diary Eagle Eye

Click to follow
Peter York, management consultant, Eighties' style guru and co-inventor of the Sloane Ranger, has at last found a way of recycling all his insights from the past decade. In a forthcoming BBC series he claims that we are all nostalgic for the Eighties, despite its more recent reputation as a period that glorified selfishness and excess, and pandered to right-wing market dogma.

But York also has plenty to say about the defining features of the Nineties. Tony Blair, he tells me, is "pure Nineties man", because he has learnt from the Eighties and is prepared to say so. Then there is the way information technology has penetrated the sensibilities of the chattering classes - "18 months ago you would never have heard them talking about the Internet". And lastly, we have Sixties revivalism. "Seriously young, seriously cute girls wear short skirts and long boots. The men are beginning to wear sharp suits. It's a positive, smart, youthful look."

None of this washes with Waldemar Januszczak, who was moved to write a vitriolic piece in the Sunday Times about the series: "Peter York appears to have spent the past five years in formaldehyde.... His business was selling nothing as something.... His suits might cost him pounds 2,000, but they still cannot disguise the sad gait of a door-to-door salesman...." and on and on.

York is baffled. "What I thought was particularly unfair was that the Sunday Times did not state Januszczak's day job, given the obvious conflict of interest with the BBC."

Januszczak is commissioning arts editor at Channel 4. And, curiously, York recalls being asked in the summer to front a programme for Channel 4. "Since I was already signed up with the BBC I did not bother to reply," he says. The subject? The Eighties.

Karl Watkin, the Newcastle businessman who yesterday bought the Tyne Theatre and Opera House in his home city for an undisclosed multi-million pound sum, looks likely to persuade the D'Oyly Carte Opera Company to move to Newcastle from Birmingham. "It is our intention," says Mr Watkin, "to develop the European centre for bourgeois- populist opera in Newcastle."
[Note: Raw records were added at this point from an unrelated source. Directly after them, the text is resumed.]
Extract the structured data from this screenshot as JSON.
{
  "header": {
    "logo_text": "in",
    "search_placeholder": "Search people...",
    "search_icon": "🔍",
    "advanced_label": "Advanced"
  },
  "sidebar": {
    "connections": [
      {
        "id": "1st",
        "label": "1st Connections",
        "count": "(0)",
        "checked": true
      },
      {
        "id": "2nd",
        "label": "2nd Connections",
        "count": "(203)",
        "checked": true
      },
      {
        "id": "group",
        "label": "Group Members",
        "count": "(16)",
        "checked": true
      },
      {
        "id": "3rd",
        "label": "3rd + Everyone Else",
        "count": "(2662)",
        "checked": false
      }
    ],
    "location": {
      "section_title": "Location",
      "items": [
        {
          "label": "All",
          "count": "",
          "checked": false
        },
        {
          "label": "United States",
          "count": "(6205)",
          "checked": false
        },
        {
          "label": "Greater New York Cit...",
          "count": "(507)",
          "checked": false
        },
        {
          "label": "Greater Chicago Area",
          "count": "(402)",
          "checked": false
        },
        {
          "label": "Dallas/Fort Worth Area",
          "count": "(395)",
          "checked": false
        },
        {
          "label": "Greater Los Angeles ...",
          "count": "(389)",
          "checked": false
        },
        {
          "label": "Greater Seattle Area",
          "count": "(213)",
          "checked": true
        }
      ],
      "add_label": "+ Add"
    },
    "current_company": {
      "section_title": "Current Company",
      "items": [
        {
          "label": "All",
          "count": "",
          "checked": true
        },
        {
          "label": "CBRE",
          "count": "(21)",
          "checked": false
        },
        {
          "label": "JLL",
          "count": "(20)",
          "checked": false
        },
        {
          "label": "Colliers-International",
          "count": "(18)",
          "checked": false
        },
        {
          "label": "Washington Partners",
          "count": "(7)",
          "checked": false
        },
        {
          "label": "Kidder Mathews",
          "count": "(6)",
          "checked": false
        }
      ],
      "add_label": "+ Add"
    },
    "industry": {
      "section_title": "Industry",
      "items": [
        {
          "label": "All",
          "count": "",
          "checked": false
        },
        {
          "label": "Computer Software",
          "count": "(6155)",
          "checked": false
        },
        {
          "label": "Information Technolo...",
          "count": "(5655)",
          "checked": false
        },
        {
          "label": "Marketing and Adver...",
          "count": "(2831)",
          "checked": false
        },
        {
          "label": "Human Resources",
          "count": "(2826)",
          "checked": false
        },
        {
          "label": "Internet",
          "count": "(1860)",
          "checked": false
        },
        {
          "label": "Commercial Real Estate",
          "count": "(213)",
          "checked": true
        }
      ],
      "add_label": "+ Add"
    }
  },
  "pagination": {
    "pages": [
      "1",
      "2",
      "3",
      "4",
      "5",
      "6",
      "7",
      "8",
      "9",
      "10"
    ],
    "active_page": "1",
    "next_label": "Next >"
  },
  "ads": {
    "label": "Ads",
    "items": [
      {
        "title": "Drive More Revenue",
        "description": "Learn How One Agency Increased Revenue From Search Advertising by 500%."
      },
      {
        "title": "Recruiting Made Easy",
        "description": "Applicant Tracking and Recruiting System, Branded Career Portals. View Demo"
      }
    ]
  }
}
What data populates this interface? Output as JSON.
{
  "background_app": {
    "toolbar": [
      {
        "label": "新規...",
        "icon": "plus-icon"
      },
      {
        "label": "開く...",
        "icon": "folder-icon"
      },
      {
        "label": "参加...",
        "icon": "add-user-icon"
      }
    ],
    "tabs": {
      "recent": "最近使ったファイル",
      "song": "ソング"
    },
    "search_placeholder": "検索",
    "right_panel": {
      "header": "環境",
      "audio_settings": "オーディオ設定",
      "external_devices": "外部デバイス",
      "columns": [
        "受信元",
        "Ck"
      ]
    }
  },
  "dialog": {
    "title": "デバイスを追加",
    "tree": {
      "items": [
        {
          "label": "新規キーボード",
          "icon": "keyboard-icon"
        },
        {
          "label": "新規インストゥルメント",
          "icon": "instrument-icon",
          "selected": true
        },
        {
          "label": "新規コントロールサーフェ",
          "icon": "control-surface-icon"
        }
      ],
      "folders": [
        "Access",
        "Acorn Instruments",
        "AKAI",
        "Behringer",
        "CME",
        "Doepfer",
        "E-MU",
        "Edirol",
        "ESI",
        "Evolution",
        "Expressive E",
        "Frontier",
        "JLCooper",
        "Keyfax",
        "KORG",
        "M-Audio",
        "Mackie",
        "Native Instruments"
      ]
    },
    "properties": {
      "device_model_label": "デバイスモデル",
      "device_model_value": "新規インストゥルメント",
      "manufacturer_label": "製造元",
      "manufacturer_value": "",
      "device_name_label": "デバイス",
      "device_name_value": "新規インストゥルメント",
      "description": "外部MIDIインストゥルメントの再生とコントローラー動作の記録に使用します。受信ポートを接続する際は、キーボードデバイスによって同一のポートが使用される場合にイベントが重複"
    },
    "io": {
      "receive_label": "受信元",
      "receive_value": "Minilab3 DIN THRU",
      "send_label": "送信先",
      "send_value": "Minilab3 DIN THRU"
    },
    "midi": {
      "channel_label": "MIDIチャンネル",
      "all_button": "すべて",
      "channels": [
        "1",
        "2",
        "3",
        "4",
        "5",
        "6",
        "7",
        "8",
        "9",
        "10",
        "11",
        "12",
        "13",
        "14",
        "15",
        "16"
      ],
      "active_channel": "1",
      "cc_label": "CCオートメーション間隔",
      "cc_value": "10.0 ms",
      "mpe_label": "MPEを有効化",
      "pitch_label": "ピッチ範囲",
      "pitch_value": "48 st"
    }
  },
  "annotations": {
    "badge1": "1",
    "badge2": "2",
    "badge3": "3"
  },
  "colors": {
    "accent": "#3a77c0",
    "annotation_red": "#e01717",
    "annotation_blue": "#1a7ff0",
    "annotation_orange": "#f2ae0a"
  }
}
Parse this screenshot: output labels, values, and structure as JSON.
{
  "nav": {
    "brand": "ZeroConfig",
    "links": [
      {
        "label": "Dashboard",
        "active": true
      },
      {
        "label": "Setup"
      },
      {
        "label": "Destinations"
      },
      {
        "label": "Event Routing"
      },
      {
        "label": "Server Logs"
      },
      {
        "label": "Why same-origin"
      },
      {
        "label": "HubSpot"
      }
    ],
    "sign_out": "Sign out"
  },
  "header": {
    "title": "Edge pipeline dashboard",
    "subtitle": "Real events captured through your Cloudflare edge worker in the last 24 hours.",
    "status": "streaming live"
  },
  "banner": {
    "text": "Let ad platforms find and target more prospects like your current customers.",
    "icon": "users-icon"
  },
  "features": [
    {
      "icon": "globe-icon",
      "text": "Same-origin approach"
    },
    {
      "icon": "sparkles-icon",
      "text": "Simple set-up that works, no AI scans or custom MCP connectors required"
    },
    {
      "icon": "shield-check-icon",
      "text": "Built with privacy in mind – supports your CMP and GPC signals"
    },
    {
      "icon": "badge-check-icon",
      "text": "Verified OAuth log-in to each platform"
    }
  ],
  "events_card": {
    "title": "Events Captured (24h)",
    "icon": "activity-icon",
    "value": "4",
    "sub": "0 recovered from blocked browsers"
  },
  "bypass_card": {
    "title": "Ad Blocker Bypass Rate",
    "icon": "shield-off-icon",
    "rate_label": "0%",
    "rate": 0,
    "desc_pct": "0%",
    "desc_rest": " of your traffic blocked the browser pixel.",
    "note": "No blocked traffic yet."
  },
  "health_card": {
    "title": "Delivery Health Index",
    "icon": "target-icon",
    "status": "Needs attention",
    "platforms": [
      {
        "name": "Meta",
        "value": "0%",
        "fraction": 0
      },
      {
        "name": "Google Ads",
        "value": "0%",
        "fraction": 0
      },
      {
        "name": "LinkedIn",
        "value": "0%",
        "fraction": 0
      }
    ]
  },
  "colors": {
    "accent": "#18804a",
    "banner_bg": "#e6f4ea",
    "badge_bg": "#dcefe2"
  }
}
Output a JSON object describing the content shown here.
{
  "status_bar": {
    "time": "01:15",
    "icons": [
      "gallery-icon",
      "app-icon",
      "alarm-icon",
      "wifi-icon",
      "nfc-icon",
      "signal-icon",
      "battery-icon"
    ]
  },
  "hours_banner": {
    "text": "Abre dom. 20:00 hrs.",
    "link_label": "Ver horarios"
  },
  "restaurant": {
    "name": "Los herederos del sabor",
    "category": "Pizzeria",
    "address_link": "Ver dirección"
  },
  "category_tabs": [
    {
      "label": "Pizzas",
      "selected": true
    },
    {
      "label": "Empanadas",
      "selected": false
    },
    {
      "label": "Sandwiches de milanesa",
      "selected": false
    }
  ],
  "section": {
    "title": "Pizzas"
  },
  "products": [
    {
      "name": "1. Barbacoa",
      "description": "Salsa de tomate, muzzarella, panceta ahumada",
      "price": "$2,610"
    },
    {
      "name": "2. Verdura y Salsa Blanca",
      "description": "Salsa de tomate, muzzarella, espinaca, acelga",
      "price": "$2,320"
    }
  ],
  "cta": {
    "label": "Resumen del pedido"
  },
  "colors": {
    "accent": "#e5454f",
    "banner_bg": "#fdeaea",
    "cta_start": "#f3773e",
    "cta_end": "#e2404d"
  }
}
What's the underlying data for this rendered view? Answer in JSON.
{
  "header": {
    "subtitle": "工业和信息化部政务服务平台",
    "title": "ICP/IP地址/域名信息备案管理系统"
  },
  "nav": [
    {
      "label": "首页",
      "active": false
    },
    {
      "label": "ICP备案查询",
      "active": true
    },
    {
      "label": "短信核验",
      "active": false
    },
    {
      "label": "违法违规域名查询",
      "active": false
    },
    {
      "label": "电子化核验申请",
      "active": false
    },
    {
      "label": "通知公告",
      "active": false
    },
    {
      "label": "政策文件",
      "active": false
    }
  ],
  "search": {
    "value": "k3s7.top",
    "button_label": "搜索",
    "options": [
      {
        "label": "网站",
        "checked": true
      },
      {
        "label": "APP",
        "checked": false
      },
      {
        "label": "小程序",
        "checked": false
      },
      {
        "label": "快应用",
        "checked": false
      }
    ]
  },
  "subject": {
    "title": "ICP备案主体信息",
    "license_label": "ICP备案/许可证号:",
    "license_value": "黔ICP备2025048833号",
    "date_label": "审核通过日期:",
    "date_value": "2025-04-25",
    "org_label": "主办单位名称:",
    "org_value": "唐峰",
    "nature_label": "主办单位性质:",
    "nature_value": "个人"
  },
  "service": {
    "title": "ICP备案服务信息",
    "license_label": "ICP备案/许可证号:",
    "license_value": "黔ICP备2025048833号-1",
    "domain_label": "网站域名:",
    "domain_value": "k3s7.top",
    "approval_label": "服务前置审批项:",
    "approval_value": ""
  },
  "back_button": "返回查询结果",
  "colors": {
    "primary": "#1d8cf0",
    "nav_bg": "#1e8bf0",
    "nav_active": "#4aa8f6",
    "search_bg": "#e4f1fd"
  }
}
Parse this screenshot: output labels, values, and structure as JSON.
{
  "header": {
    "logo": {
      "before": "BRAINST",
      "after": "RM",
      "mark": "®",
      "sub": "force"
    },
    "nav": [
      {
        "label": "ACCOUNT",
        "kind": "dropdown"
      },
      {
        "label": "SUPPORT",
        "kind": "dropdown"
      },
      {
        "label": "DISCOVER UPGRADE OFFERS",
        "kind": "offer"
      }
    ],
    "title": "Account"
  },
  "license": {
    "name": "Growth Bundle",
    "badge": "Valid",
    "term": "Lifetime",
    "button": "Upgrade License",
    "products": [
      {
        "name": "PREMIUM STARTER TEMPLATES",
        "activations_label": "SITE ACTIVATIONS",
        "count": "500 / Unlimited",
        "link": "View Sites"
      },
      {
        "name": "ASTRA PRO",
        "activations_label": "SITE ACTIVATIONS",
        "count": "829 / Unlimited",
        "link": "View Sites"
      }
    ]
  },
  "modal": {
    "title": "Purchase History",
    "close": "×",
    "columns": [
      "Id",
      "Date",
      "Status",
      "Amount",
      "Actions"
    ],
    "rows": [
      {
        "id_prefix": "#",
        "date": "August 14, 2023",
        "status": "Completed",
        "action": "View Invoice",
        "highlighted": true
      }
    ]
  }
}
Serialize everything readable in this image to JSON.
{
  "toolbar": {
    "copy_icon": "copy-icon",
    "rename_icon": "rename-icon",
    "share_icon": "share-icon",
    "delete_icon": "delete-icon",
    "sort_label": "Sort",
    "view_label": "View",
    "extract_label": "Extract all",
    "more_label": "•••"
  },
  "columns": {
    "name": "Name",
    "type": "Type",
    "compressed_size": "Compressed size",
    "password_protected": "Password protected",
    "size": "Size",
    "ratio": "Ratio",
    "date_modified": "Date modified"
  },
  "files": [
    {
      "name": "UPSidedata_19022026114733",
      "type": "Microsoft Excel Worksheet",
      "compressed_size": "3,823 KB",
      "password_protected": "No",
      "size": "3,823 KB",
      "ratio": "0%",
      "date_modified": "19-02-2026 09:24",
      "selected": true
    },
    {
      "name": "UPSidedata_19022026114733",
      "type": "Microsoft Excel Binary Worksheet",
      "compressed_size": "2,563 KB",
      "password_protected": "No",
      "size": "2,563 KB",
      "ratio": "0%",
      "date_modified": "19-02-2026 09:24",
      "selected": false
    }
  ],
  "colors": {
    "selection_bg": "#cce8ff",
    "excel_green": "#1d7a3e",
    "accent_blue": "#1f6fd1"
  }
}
What, pray, is bourgeois-populist opera? Apparently, the phrase is the invention of D'Oyly Carte's chairman, Sir Michael Bishop, who also chairs the bourgeois-populist British Midland Airways. "The phrase is a new one and not a known operatic genre," said a D'Oyly Carte spokesperson, a little uncomfortably. "I know bourgeois could be taken as an insult, but it's a way of saying we cross bridges."

The bourgeois-populist bridge-builders. WS Gilbert could, no doubt, have got a lyric out of that. I will print the offerings of Independent readers who fancy themselves the very model of a modern bourgeois-populist bridge- builder, and can supply Eagle Eye with a suitably cutting Gilbertian lyric.

The London Evening Standard's front page this week showed this picture (right) in connection with the murdered headmaster Philip Lawrence. It was headlined: "A mourner kneels in silence by the floral tributes outside the gate of St George's School." Not quite. If you look closely, you can see a notebook - a tool which identifies the "mourner" as the Mail on Sunday reporter Tanya Reed, who works two floors up from the Standard's offices.

Maureen Hicks, the rejected Conservative candidate for Stratford-upon- Avon, claims bitterly that she fell victim to a "blue-rinse mafia" of women. The blue-rinse epithet is always flung at ladies of a certain age and of a certain political disposition, but research by Eagle Eye shows that it could not be more inappropriate.

In fact, none of the women on the 23-strong selection committee has a blue rinse. But more damning than this to Ms Hick's testimony is the fact that the blue rinse is fast becoming extremely trendy. Daniel Galvin, hairdresser to the Princess of Wales, among others, tells me that he is giving that notably fashionable pop star and non-Conservative voter Cher a blue rinse. "She wanted a dark-blue rinse to get a navy-blue sheen to her dark hair," he says proudly. Whisper it not in Stratford-upon-Avon.

I am perturbed by the results of a new survey sponsored by Durex. It reveals that while 20 per cent of males believe office Christmas parties have a good chance of leading to casual sex, only 1 per cent of women share their opinion. Disturbingly, last year's figures were 13 per cent for males and 3 per cent for females.

I asked a professor of statistics for his conclusions. Combining a regression analysis of this year's figures with extrapolation of last year's, he came up with some alarming implications. If the figures are correct, he says, we are forced, within a 2 per cent margin of error, to one of the following conclusions:

1) 17 per cent of males are incapable of learning from experience;

2) 12 per cent of women suffer from chronic alcohol amnesia;

3) women outnumber men at office parties by a factor in excess of four to one;

4) homosexual males outnumber heterosexual by almost 10 to one;

5) 1 per cent of females are phenomenally promiscuous.

The party Eagle Eye wants to attend is the one patronised by all the above categories, where hordes of chronic alcoholic amnesiac women dance the night away with ever diminishing numbers of willing chaps.

Comments